- **Action item**:
For every entry, reproduce the wording exactly and omit any image it holds.

+++ Record extracts

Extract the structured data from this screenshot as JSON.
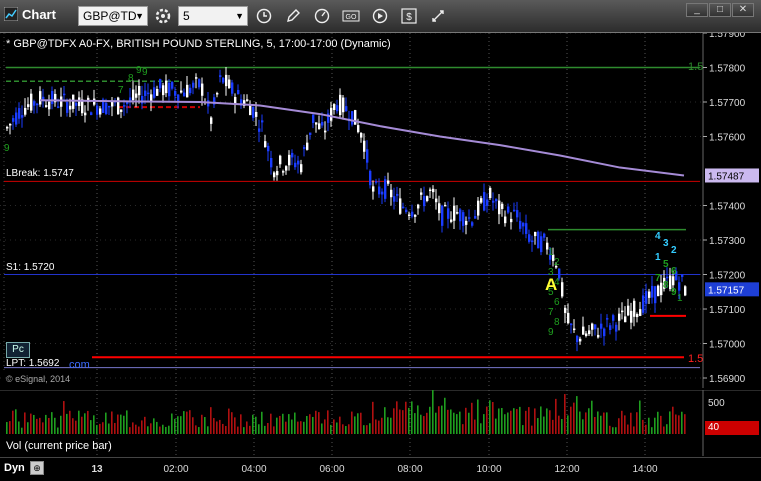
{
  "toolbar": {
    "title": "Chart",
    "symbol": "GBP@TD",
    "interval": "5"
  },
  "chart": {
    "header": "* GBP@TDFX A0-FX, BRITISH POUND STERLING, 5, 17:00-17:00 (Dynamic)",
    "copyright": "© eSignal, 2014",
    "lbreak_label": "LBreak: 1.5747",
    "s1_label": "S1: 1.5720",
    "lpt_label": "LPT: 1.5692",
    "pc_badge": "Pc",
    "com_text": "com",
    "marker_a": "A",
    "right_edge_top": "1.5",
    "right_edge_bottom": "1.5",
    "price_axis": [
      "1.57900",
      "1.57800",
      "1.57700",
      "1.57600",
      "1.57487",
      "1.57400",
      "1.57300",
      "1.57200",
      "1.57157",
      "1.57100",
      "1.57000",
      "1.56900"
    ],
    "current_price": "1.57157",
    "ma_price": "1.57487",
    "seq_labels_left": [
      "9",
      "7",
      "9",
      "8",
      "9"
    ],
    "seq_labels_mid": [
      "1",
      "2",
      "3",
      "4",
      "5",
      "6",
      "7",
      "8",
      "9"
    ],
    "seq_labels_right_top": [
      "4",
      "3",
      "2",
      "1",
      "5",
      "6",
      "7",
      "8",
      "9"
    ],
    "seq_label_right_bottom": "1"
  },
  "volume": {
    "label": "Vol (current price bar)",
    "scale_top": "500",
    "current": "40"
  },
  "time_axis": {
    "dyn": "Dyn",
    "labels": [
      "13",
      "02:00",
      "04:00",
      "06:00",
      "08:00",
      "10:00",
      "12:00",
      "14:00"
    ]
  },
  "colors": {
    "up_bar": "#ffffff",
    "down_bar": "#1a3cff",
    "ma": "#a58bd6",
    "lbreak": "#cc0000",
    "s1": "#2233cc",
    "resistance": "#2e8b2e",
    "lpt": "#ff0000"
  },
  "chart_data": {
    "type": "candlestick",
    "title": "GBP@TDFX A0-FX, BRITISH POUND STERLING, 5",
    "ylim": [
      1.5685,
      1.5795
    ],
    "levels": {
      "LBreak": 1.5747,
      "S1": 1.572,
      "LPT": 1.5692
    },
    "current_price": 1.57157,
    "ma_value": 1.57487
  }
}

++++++

- **Task answer**:
Extract the structured data from this screenshot as JSON.
{
  "toolbar": {
    "title": "Chart",
    "symbol": "GBP@TD",
    "interval": "5"
  },
  "chart": {
    "header": "* GBP@TDFX A0-FX, BRITISH POUND STERLING, 5, 17:00-17:00 (Dynamic)",
    "copyright": "© eSignal, 2014",
    "lbreak_label": "LBreak: 1.5747",
    "s1_label": "S1: 1.5720",
    "lpt_label": "LPT: 1.5692",
    "pc_badge": "Pc",
    "com_text": "com",
    "marker_a": "A",
    "right_edge_top": "1.5",
    "right_edge_bottom": "1.5",
    "price_axis": [
      "1.57900",
      "1.57800",
      "1.57700",
      "1.57600",
      "1.57487",
      "1.57400",
      "1.57300",
      "1.57200",
      "1.57157",
      "1.57100",
      "1.57000",
      "1.56900"
    ],
    "current_price": "1.57157",
    "ma_price": "1.57487",
    "seq_labels_left": [
      "9",
      "7",
      "9",
      "8",
      "9"
    ],
    "seq_labels_mid": [
      "1",
      "2",
      "3",
      "4",
      "5",
      "6",
      "7",
      "8",
      "9"
    ],
    "seq_labels_right_top": [
      "4",
      "3",
      "2",
      "1",
      "5",
      "6",
      "7",
      "8",
      "9"
    ],
    "seq_label_right_bottom": "1"
  },
  "volume": {
    "label": "Vol (current price bar)",
    "scale_top": "500",
    "current": "40"
  },
  "time_axis": {
    "dyn": "Dyn",
    "labels": [
      "13",
      "02:00",
      "04:00",
      "06:00",
      "08:00",
      "10:00",
      "12:00",
      "14:00"
    ]
  },
  "colors": {
    "up_bar": "#ffffff",
    "down_bar": "#1a3cff",
    "ma": "#a58bd6",
    "lbreak": "#cc0000",
    "s1": "#2233cc",
    "resistance": "#2e8b2e",
    "lpt": "#ff0000"
  },
  "chart_data": {
    "type": "candlestick",
    "title": "GBP@TDFX A0-FX, BRITISH POUND STERLING, 5",
    "ylim": [
      1.5685,
      1.5795
    ],
    "levels": {
      "LBreak": 1.5747,
      "S1": 1.572,
      "LPT": 1.5692
    },
    "current_price": 1.57157,
    "ma_value": 1.57487
  }
}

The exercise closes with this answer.